Our own astrobiologist Charley Lineweaver (my supervisor) and his PhD student Eriita Jones have just published a paper showing that about three per cent of the volume of present-day Mars has the potential to be habitable to Earth-like life.
While the evidence for wet Mars in the past has been building up (Gypsum found recently), the average surface temperature on Mars today is minus 63 degrees Celsius and so you might think any water present now will be in the form of ice. This is true to some extent as we found out last year when the Pheonix mission which actually touched frozen water that is found at the poles on Mars. What about any ice that melts? Couldn’t that become a liquid capable of sustaining life?
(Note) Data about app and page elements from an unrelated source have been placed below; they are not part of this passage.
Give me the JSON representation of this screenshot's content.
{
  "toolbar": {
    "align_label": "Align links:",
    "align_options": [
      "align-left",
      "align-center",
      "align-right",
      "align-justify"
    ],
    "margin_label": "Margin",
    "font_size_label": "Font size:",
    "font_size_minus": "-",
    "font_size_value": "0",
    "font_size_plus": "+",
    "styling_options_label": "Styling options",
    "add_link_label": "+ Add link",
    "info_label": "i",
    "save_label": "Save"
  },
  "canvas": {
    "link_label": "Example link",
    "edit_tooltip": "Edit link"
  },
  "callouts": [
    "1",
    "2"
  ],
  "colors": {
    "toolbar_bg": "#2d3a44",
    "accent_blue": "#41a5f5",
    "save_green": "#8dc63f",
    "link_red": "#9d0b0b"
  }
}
Turns out that the low-pressure environment of Mars means water cannot exist as a liquid and will vaporise on the surface (similar to dry ice or solid CO2 sublimating on Earth’s surface). But the authors of this study have found that the conditions are right underground, where the weight of the soil gives the added pressure required to keep the water in a liquid state. It would also be warm enough, for bacteria and other micro-organisms to thrive due to heat from the planet’s core.
This study undertaken at the Planetary Science Institute at ANU examined how much of the planet could sustain water that could be habitable by Earth-like standards by Earth-like microbes. The modelling shows that it could extend to around 30 kilometres depth (compared to Earth’s just 5 kilometres) – which means there could be more life on Mars than on Earth!
While it is unlikely that the Curiosity Rover which is due to land on Mars in August 2012 will be able to dig deep enough to sample the liquid water, I have a feeling that within the next decade or so we will send a drilling rig to Mars and fish out those little critters swimming in the subsurface aquifers of Mars 😉
More info here